This article first appeared in the Insurance Post on 11 November

As fraudsters and claims farmers continue to diversify from motor into employer’s liability and public liability claims such as trips, slips and noise induced hearing loss, we can observe the same chameleon like characteristics of fraudsters within motor itself. So how are motor fraudsters changing and where are they going next? Certainly, the old frauds are still present, and they are unlikely to go away, but as an industry we are not only much better at spotting them, we are also reducing the opportunities and incentives through a combination of civil reforms, sanctions and technology.

However, the motor fraudster has already moved on. A rise in identify fraud and types of insurance fraud enabled and supported by false ID and ID theft is almost inevitable as fraudsters seek to reduce opportunities for insurers to spot links and associations. With today’s technology it is increasingly easy to forge documents, and then assisted by factors such as the UK’s surplus of National Insurance numbers, loopholes in tracking births, deaths and marriages and a confusing immigration system, create false identities. 

A reduction in crash for cash claims is likely given the impressive, sustained media focus on this type fraud. The increase in profile of this scam amongst the public and more law enforcement, coupled with its easy to spot indicators and  the increase of the use of dash cams make this is a far less attractive type of fraud for a fraudster to pursue. Instead of these induced accidents we may well see a rise in completely staged accidents, particularly involving older vehicles that are perhaps less likely to be enabled with telemetry. As well as pure paper based accidents where the fraudsters can orchestrate the fraud at arms length.

An unintended consequence of the clampdown on personal injury claims, particularly whiplash is to see motor fraud displaced into property damage only claims, seeking to slip beneath insurers’ counter fraud radar by excluding an injury claim but maximising other losses such as vehicle damage, storage and increasingly, damaged items such as cracked iphone screens.
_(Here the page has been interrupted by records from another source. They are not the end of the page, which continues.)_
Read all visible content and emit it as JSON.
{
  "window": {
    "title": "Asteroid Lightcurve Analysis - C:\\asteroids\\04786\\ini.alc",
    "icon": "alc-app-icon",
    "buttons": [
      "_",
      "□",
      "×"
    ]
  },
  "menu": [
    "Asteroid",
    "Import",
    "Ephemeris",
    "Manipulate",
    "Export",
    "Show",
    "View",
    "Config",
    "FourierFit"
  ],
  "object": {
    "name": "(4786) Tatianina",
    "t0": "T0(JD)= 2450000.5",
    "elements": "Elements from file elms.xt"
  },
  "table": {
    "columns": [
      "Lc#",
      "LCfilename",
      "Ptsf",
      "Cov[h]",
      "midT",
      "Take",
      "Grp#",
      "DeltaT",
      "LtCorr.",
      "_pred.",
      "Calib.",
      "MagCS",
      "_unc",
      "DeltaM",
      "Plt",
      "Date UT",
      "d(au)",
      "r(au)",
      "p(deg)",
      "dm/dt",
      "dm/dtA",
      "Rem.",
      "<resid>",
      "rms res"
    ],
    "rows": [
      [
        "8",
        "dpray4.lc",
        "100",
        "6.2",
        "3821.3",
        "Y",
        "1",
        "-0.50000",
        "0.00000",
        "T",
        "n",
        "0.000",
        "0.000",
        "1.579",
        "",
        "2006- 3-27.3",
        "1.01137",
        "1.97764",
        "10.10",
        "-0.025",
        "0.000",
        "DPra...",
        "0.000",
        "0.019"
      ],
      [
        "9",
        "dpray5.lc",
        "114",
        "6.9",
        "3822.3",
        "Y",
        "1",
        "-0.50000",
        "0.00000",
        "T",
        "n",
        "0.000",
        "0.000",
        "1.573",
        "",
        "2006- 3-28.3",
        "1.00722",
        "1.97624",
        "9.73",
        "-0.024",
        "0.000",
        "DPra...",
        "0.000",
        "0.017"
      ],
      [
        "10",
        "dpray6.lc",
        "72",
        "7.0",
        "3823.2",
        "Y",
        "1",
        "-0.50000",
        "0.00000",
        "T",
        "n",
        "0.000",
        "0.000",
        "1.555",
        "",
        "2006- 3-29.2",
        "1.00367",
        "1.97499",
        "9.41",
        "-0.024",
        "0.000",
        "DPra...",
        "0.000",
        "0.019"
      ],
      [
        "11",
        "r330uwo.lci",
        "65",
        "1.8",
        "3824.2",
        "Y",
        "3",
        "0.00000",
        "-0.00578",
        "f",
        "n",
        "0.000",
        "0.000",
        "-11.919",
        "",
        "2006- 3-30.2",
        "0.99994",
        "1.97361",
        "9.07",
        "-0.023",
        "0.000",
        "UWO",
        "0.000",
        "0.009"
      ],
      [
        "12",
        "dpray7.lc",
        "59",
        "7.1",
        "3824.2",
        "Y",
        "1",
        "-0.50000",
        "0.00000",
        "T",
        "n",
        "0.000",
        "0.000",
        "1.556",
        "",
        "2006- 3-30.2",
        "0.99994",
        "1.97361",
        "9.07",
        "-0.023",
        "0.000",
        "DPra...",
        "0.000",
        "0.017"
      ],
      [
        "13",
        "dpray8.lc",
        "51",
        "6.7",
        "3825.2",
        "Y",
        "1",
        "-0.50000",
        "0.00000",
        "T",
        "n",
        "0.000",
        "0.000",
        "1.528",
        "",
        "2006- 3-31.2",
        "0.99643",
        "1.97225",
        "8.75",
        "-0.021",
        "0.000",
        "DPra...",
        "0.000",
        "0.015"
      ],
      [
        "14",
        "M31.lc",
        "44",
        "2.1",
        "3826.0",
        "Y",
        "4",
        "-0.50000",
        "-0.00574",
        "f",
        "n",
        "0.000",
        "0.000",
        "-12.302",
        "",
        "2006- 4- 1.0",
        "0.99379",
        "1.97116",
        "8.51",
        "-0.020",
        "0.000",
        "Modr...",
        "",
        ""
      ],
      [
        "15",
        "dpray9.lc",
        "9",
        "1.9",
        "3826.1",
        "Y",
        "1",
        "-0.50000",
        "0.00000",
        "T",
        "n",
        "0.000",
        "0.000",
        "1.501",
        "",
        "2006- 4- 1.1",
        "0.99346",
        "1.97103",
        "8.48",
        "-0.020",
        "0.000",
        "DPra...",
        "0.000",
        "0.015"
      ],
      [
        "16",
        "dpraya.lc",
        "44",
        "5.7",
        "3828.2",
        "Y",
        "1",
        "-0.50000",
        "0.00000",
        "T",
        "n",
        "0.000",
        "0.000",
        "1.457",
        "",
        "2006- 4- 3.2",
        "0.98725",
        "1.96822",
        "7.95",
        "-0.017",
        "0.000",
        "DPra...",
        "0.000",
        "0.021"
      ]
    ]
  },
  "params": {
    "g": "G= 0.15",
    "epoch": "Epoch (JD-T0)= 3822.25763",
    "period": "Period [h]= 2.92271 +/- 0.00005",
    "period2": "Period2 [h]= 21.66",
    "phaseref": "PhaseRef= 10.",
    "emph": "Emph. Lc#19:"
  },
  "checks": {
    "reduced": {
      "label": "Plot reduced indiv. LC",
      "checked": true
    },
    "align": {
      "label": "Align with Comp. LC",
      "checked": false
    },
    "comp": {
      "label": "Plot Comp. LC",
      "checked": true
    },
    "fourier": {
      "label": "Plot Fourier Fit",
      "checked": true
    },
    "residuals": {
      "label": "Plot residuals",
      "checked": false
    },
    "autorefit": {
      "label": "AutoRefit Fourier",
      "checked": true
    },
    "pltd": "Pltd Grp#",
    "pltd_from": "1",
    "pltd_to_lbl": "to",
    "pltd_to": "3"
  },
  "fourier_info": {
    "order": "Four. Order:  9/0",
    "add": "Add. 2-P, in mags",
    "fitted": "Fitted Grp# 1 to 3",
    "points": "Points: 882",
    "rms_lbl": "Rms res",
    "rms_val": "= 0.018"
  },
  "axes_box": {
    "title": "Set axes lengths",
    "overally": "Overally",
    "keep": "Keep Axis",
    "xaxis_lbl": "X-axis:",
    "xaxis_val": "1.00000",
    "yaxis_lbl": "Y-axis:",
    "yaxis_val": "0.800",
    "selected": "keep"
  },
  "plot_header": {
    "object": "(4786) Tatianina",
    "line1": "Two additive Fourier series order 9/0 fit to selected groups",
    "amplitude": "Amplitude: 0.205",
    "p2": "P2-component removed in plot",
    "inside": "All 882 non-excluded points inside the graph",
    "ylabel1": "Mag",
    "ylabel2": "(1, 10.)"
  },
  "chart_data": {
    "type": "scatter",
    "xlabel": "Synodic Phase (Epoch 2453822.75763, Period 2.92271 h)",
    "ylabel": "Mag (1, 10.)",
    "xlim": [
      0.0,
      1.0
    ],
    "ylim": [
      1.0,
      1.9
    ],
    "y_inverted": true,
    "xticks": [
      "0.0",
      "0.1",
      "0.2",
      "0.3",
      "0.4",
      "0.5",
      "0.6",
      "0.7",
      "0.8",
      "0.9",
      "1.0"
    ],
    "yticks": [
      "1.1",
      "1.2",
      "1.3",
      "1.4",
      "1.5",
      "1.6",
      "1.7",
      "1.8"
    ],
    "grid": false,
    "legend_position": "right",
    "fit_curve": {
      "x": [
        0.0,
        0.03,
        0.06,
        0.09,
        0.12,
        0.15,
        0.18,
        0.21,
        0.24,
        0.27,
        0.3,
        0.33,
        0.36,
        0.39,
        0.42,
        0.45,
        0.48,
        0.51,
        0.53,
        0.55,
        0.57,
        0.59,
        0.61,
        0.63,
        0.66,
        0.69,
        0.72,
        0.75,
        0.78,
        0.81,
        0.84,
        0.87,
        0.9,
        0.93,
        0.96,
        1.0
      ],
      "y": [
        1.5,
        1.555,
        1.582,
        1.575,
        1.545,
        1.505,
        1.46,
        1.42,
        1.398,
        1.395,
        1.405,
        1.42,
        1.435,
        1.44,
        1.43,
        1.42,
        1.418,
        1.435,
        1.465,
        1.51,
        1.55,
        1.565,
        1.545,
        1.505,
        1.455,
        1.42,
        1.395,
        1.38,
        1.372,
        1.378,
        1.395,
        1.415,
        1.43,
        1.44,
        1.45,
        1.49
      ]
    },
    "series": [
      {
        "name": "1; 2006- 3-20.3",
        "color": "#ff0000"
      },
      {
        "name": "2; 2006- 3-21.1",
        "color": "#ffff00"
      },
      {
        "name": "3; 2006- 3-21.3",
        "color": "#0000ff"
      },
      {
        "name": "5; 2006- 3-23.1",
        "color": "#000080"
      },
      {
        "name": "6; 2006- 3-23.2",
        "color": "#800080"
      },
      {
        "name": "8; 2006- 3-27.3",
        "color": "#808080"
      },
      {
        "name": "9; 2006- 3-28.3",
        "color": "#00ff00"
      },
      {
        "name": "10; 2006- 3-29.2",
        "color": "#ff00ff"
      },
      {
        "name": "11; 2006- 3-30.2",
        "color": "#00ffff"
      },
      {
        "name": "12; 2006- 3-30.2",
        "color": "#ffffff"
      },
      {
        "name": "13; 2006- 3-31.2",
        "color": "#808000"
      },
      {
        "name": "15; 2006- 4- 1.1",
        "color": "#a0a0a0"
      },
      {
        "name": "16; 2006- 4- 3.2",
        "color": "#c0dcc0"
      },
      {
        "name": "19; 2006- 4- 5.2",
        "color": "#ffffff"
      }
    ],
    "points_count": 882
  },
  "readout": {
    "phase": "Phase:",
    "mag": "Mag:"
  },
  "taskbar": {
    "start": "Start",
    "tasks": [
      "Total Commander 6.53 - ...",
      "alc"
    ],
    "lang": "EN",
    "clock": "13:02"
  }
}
First party fraud is likely to be another attractive area for fraudsters as they try to circumvent the industry’s perceived prioritisation of counter fraud resource on third party claims.

As the globe continues to shrink opportunities for cross border fraud are likely to continue to rise with fraudsters seeking to exploit areas where fraud controls might be less stringent and claims investigations are made more complex.


For further information please contact Jamie Taylor, Counter Fraud Director on  +44 (0)151 907 3053.

By Jamie Taylor

This information is intended as a general discussion surrounding the topics covered and is for guidance purposes only. It does not constitute legal advice and should not be regarded as a substitute for taking legal advice. DWF is not responsible for any activity undertaken based on this information.